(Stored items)
________________________
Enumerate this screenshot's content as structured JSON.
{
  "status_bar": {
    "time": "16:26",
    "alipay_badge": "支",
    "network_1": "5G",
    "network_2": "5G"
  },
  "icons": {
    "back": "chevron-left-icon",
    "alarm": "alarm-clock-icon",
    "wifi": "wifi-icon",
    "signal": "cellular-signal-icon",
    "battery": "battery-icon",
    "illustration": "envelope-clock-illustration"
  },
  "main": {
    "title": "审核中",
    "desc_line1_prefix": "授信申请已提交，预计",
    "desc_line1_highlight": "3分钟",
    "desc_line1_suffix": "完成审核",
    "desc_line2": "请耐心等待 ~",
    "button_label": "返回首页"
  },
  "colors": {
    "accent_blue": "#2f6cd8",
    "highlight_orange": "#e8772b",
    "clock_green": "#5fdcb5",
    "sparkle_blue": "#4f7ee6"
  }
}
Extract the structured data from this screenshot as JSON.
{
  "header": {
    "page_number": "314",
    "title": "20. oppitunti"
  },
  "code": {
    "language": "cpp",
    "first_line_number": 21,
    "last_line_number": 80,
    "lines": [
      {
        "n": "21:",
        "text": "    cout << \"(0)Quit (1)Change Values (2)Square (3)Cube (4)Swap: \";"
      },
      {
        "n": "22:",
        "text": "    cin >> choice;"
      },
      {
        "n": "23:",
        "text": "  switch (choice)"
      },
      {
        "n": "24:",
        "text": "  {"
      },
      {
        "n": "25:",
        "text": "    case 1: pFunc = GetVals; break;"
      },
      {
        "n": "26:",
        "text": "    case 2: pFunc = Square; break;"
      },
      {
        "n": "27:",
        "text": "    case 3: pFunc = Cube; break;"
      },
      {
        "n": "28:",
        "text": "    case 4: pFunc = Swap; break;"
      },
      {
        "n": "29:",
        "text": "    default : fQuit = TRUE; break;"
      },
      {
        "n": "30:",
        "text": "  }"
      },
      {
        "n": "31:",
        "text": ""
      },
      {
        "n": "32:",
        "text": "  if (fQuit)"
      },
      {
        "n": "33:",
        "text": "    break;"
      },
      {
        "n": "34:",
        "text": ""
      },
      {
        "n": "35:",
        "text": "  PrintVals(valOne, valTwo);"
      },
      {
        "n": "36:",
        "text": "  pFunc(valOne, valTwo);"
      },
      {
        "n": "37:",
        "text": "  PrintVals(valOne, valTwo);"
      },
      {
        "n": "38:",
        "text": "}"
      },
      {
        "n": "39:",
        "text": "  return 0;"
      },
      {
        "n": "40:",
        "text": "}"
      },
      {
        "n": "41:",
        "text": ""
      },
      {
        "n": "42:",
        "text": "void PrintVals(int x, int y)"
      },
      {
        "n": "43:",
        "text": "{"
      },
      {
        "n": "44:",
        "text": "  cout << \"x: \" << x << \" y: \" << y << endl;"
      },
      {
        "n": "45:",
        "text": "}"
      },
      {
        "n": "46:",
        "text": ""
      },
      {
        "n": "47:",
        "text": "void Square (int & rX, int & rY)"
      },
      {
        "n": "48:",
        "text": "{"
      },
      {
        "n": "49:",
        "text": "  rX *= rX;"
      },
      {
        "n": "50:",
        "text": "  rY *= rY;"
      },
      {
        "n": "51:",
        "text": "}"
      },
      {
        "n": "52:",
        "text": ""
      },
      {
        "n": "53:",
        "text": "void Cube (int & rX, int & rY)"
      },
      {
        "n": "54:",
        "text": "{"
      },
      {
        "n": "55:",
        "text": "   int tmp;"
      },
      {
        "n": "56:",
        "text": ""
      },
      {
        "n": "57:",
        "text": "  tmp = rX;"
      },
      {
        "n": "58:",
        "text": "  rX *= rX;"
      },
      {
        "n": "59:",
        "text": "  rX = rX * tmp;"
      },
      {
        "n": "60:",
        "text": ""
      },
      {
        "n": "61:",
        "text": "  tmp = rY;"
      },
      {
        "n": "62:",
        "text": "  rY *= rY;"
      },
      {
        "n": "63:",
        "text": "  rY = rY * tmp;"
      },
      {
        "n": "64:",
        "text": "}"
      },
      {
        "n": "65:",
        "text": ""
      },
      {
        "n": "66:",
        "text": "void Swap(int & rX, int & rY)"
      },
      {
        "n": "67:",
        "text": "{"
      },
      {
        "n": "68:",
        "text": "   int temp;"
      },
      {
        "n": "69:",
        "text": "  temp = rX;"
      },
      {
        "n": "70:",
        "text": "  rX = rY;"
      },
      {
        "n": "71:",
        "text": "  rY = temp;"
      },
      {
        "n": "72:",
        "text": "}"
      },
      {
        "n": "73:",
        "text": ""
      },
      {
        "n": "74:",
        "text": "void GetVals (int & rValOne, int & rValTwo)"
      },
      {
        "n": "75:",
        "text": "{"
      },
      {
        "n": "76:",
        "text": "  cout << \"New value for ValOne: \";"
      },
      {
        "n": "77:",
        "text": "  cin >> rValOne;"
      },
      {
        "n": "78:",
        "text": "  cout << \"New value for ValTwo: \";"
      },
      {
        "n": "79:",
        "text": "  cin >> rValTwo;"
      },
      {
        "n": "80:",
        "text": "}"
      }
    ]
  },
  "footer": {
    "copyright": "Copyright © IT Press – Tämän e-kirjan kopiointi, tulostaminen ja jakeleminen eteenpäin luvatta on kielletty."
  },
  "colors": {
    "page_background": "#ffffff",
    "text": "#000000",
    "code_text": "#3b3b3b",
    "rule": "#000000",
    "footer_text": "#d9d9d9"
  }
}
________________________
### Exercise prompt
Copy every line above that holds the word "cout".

### Your response
        "text": "    cout << \"(0)Quit (1)Change Values (2)Square (3)Cube (4)Swap: \";"
        "text": "  cout << \"x: \" << x << \" y: \" << y << endl;"
        "text": "  cout << \"New value for ValOne: \";"
        "text": "  cout << \"New value for ValTwo: \";"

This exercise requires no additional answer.